Saved data entries
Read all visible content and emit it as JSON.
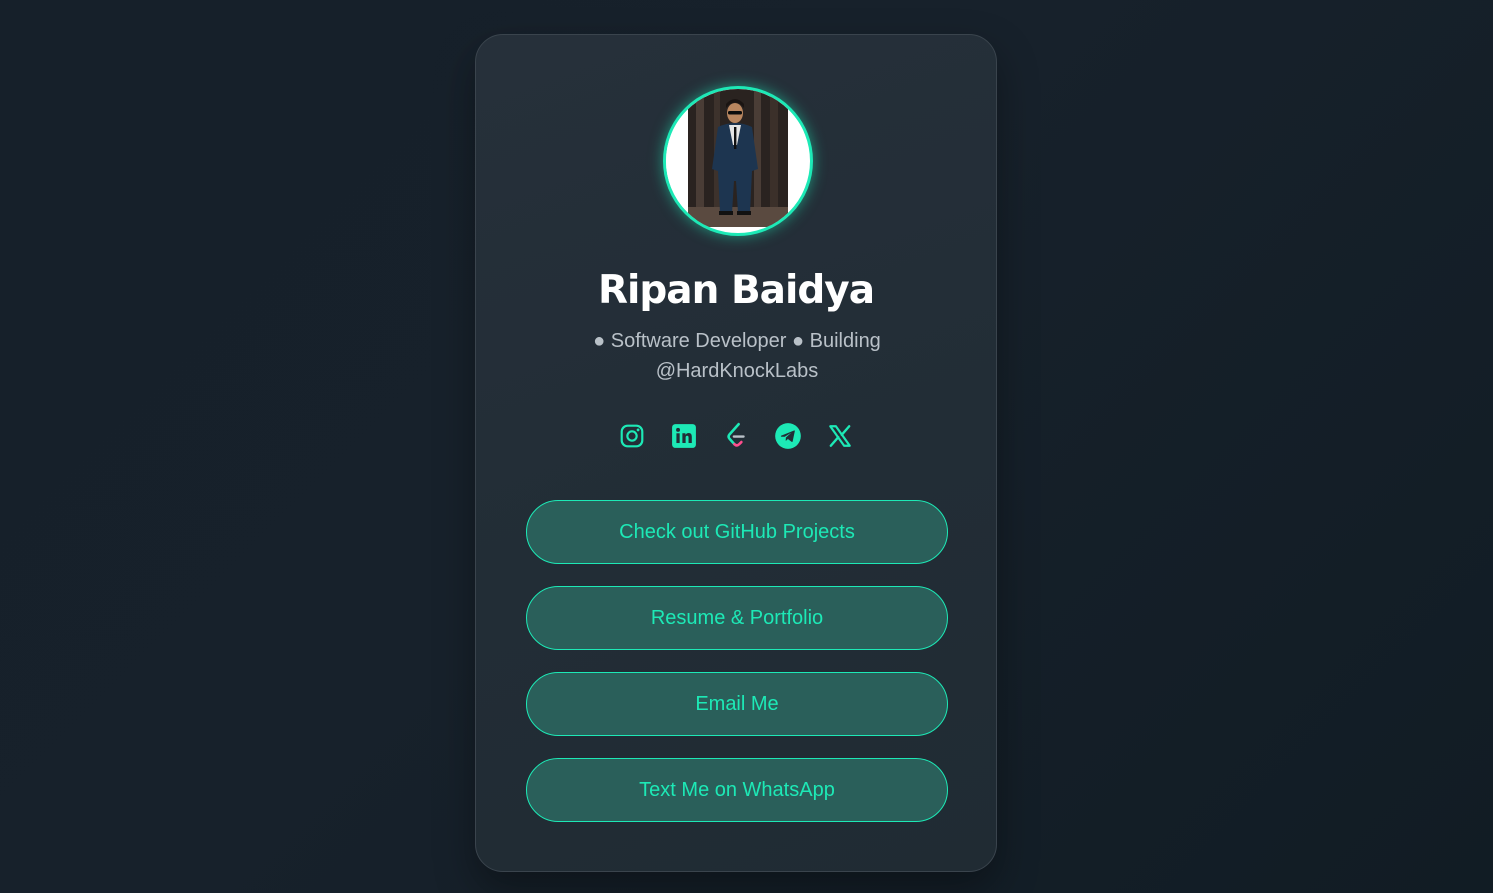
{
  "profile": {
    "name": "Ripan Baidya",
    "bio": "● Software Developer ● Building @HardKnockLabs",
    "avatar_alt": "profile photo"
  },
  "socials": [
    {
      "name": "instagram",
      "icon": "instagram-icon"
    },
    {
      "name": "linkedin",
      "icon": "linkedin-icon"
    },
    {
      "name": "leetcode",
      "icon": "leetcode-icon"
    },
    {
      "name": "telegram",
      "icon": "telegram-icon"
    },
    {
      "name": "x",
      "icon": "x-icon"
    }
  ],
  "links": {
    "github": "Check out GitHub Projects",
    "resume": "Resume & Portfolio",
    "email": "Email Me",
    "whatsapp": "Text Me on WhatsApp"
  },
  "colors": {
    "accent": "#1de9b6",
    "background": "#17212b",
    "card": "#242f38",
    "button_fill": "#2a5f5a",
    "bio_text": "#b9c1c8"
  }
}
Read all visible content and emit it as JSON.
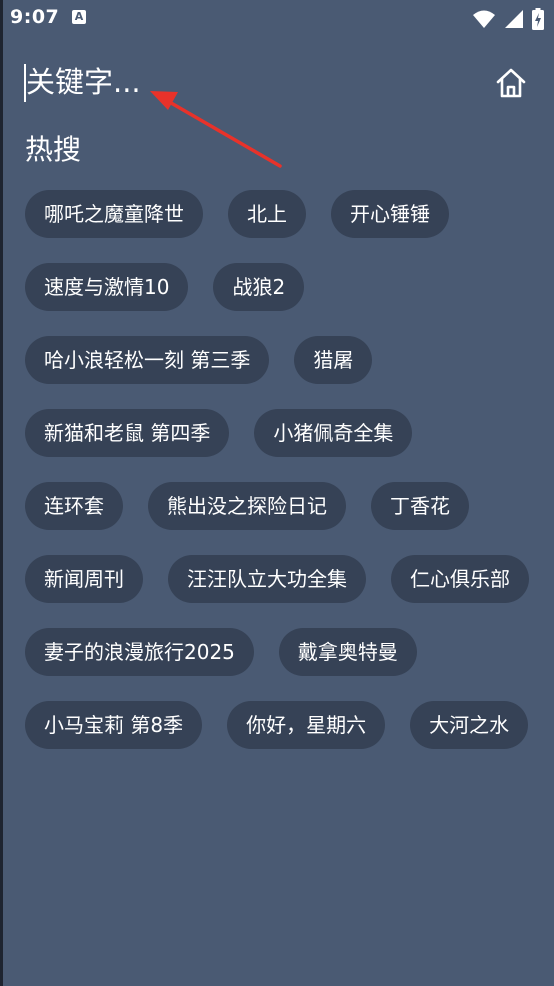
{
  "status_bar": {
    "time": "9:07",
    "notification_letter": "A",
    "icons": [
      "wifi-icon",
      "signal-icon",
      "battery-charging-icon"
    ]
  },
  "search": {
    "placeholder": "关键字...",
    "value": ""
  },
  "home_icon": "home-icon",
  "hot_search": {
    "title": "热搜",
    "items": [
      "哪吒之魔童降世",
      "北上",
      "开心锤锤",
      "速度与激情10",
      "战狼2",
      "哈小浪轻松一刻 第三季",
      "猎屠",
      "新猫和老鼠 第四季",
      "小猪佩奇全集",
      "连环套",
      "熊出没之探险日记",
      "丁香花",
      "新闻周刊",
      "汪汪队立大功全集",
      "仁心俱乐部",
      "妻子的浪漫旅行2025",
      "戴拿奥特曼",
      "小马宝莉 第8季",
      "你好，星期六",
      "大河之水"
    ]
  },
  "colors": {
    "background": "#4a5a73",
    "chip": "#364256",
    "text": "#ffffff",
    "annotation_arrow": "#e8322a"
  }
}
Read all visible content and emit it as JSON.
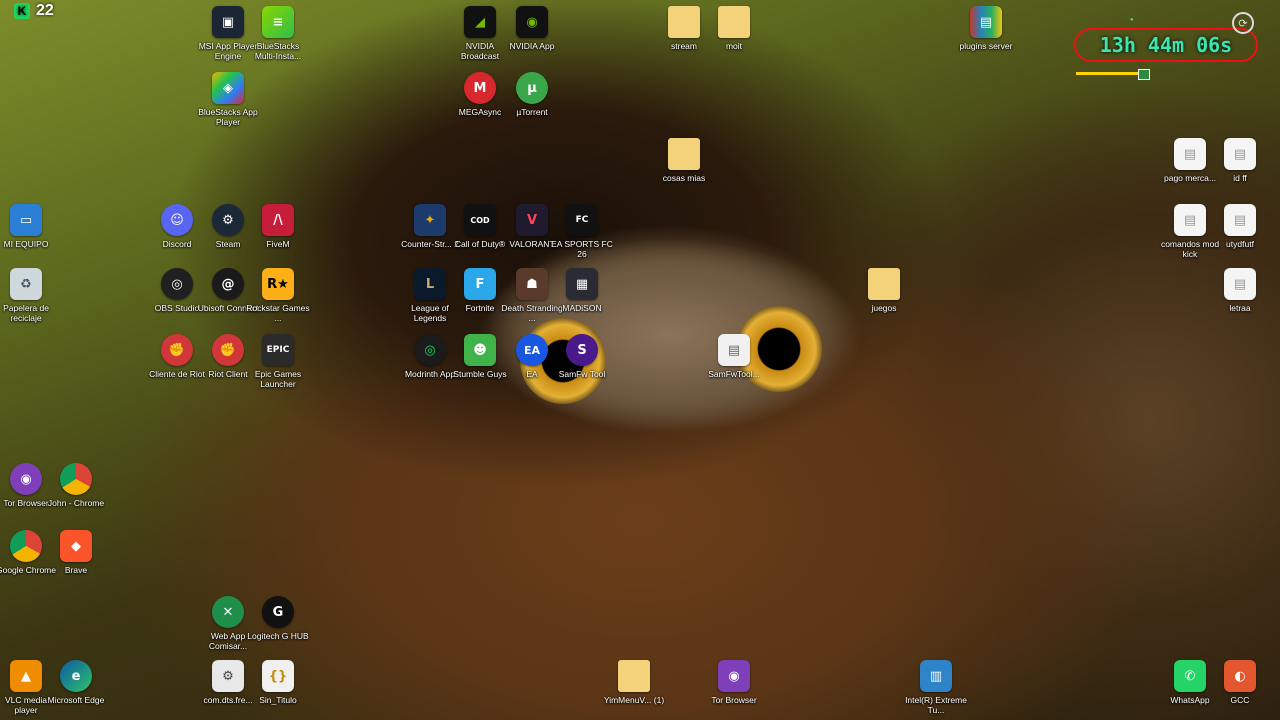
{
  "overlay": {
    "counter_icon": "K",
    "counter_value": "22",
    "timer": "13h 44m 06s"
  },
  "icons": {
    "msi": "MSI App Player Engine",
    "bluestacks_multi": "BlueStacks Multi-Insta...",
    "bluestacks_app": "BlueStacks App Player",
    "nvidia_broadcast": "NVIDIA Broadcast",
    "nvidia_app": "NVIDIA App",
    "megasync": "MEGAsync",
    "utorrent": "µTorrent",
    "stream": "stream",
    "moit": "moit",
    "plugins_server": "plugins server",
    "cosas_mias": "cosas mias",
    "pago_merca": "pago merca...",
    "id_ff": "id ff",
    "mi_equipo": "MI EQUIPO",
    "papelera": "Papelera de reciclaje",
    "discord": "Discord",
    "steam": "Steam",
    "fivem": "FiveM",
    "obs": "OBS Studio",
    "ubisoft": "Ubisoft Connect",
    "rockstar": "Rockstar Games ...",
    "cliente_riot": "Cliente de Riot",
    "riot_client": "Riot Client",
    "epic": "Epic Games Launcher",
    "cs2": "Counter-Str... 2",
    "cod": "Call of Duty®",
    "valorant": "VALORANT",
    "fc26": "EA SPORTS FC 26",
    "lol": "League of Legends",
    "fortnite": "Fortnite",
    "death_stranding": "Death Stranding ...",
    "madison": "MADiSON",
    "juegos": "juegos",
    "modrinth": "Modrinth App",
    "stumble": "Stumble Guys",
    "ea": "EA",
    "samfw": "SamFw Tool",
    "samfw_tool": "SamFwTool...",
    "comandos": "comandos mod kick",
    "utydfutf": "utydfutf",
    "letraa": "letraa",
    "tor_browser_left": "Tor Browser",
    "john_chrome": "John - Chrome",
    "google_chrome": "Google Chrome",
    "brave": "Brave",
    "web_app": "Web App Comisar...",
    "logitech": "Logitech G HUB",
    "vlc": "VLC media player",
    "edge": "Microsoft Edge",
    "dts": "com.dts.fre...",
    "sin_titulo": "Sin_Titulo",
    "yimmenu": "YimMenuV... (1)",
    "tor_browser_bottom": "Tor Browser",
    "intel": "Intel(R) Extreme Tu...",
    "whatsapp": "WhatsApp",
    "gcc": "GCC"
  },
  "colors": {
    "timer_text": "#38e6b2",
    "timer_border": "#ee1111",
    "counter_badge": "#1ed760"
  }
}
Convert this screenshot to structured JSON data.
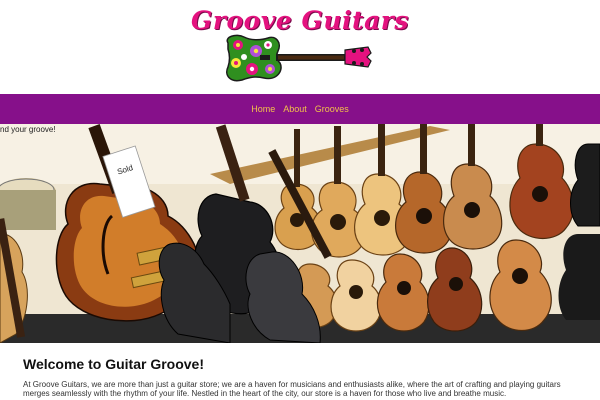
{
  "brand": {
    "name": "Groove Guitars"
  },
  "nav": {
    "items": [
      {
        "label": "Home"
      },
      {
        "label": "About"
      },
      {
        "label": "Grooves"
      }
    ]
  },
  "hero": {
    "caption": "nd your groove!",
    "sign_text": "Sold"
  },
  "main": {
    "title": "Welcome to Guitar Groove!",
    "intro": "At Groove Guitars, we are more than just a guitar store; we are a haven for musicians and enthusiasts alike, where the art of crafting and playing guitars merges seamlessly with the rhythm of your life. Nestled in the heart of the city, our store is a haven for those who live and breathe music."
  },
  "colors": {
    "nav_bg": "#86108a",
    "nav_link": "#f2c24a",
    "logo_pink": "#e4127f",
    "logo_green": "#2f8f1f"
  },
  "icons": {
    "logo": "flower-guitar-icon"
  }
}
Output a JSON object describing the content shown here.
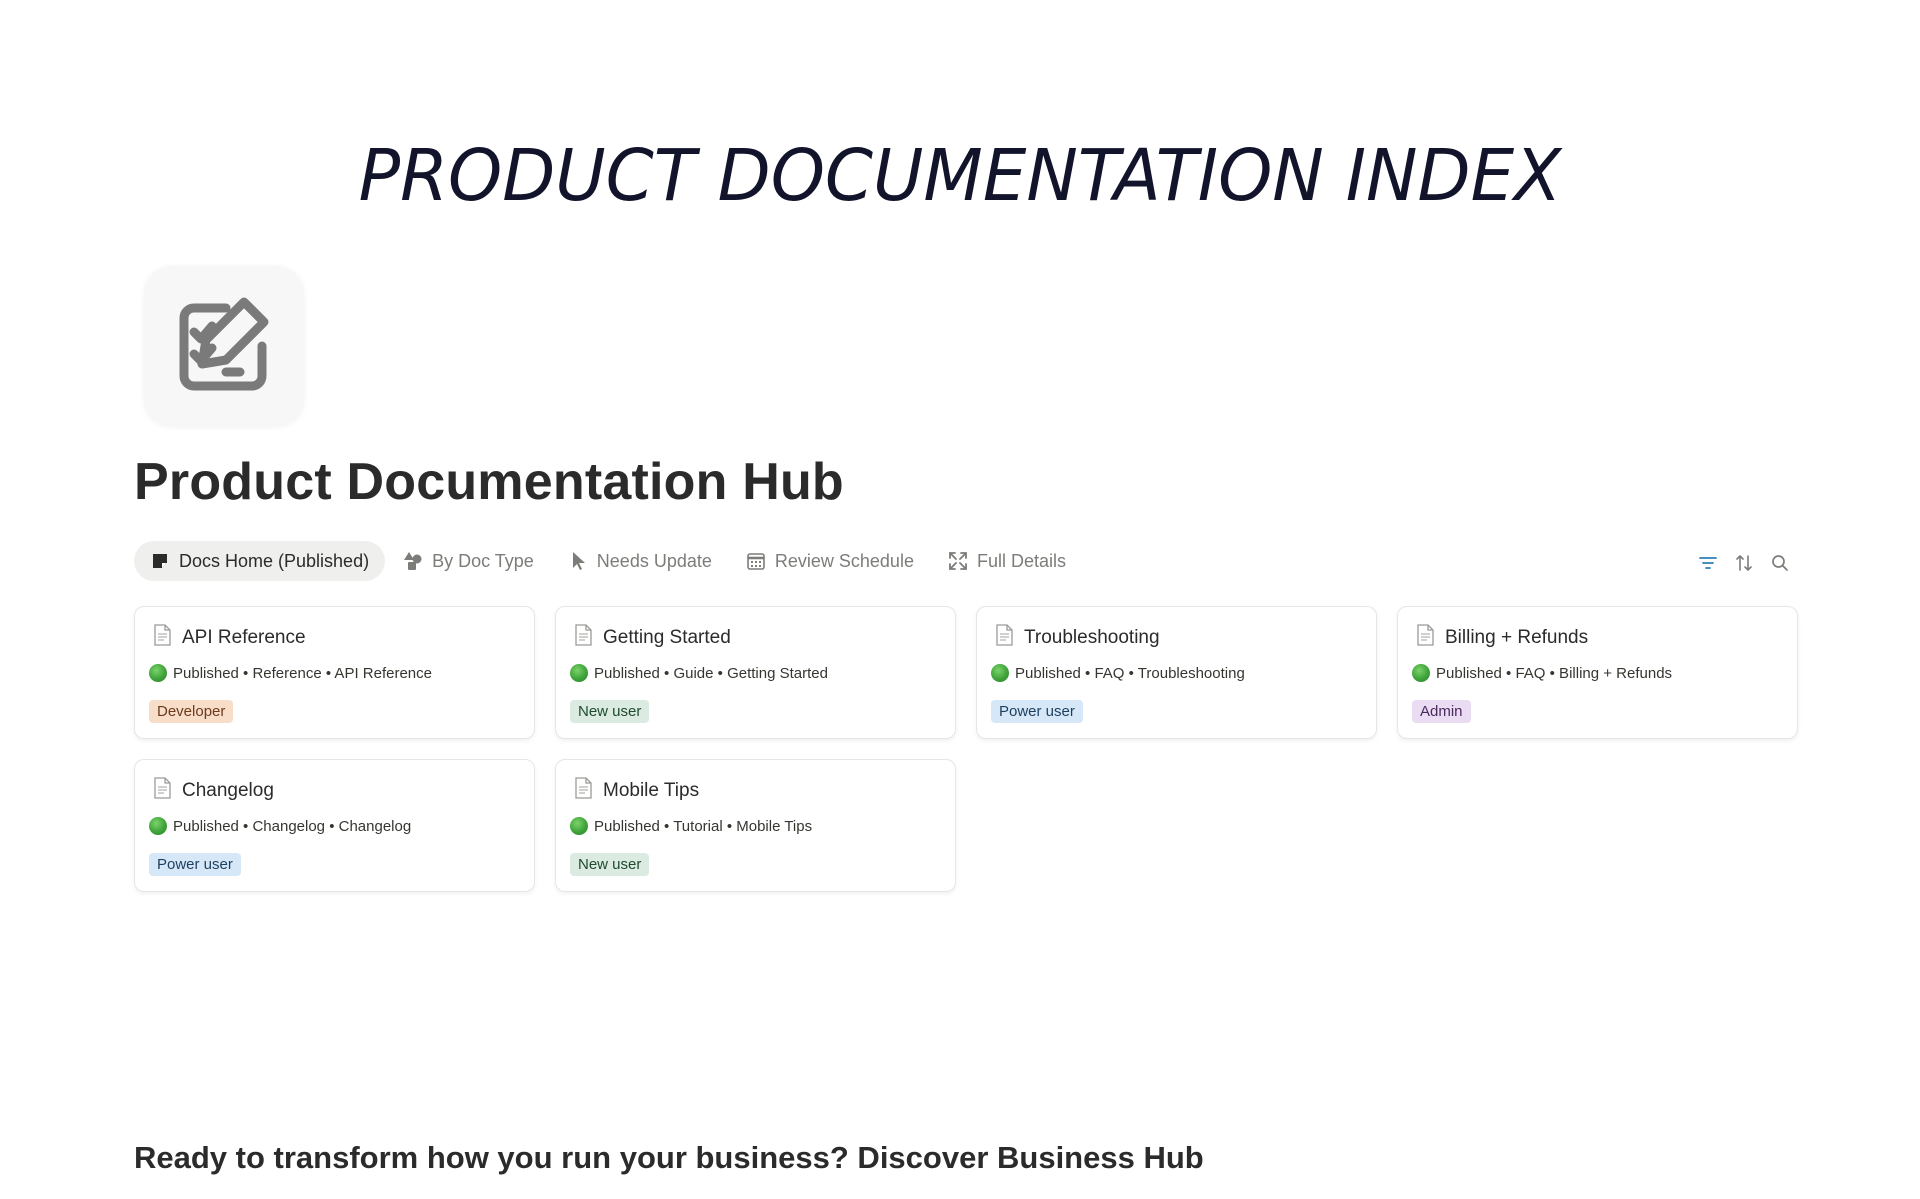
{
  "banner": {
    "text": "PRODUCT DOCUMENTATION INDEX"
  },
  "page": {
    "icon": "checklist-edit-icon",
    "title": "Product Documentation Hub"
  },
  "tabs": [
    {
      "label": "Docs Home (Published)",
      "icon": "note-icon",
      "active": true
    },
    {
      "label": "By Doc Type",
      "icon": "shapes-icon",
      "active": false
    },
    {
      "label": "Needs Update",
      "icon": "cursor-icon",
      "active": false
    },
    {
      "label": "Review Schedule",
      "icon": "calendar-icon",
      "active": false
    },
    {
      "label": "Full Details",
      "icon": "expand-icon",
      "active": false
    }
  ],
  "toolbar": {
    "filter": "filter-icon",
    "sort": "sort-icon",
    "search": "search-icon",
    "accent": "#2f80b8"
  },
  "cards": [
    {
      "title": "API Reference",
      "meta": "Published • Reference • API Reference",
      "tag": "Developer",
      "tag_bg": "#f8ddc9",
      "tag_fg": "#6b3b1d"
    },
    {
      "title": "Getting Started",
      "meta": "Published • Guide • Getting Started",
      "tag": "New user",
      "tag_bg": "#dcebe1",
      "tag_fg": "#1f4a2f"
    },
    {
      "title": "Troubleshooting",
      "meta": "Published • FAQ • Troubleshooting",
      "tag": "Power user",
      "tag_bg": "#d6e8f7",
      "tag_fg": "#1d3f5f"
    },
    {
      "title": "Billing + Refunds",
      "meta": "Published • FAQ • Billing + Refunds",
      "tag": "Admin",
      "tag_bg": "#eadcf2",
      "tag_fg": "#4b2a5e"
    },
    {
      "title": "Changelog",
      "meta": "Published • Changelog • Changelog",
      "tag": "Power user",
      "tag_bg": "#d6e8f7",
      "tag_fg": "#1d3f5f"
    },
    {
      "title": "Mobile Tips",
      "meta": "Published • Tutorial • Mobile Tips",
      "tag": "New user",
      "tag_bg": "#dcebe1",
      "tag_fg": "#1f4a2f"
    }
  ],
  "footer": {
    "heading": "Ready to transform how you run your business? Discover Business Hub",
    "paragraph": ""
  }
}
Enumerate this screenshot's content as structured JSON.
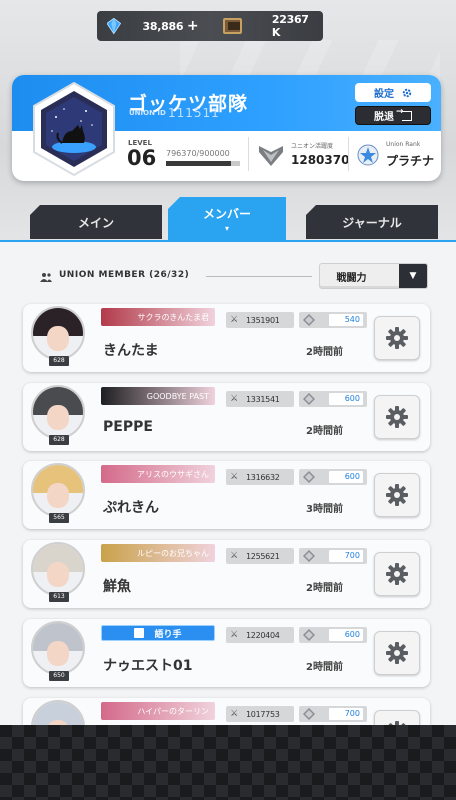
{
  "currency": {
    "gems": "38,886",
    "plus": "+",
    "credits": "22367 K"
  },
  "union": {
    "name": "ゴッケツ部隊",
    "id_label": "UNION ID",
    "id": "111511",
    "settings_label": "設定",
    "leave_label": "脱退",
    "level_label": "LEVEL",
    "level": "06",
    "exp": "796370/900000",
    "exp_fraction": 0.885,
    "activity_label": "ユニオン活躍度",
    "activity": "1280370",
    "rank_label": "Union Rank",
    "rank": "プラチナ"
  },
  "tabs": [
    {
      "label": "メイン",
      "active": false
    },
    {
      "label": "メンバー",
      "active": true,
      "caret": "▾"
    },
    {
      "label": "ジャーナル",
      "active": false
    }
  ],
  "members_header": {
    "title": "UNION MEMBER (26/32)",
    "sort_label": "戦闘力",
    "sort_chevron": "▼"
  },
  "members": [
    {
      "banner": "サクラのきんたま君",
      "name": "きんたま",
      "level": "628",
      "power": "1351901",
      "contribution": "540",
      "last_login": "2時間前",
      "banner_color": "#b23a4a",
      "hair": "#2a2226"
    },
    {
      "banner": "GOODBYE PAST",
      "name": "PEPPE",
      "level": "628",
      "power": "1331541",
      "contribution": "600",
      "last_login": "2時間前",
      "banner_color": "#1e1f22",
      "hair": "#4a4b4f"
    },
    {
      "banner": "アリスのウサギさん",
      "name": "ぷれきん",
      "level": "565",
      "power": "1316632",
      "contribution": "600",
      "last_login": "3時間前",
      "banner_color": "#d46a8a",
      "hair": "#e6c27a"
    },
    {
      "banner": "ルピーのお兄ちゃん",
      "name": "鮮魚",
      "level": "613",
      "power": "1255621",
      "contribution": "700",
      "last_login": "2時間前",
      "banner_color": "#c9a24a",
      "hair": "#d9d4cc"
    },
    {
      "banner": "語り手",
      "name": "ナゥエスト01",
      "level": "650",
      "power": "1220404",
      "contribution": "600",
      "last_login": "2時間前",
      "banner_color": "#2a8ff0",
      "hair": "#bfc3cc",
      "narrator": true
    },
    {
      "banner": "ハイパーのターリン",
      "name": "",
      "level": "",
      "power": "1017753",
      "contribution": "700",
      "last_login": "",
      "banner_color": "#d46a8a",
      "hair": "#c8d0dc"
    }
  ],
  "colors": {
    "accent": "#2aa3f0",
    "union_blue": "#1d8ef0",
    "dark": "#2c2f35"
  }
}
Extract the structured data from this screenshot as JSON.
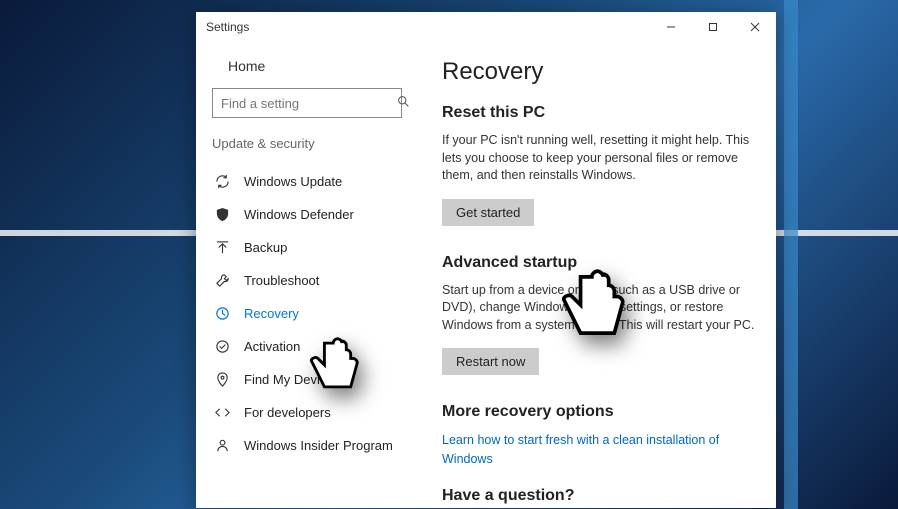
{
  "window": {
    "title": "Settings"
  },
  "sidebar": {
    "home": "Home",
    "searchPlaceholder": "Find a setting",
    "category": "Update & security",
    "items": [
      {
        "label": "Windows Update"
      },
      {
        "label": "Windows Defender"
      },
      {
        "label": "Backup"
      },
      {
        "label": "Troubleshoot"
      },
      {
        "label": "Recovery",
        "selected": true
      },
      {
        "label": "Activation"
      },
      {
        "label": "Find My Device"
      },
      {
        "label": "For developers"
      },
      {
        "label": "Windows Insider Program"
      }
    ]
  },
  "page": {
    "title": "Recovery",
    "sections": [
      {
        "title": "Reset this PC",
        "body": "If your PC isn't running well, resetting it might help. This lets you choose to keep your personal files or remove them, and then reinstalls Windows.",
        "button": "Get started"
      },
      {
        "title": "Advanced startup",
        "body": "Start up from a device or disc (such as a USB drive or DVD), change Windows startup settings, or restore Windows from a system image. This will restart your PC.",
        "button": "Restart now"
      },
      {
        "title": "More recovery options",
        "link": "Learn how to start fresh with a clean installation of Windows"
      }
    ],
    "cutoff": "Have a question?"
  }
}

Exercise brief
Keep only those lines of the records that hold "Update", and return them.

Task solution
      "label": "Needs Update",
    "category": "Update & security",
        "label": "Windows Update"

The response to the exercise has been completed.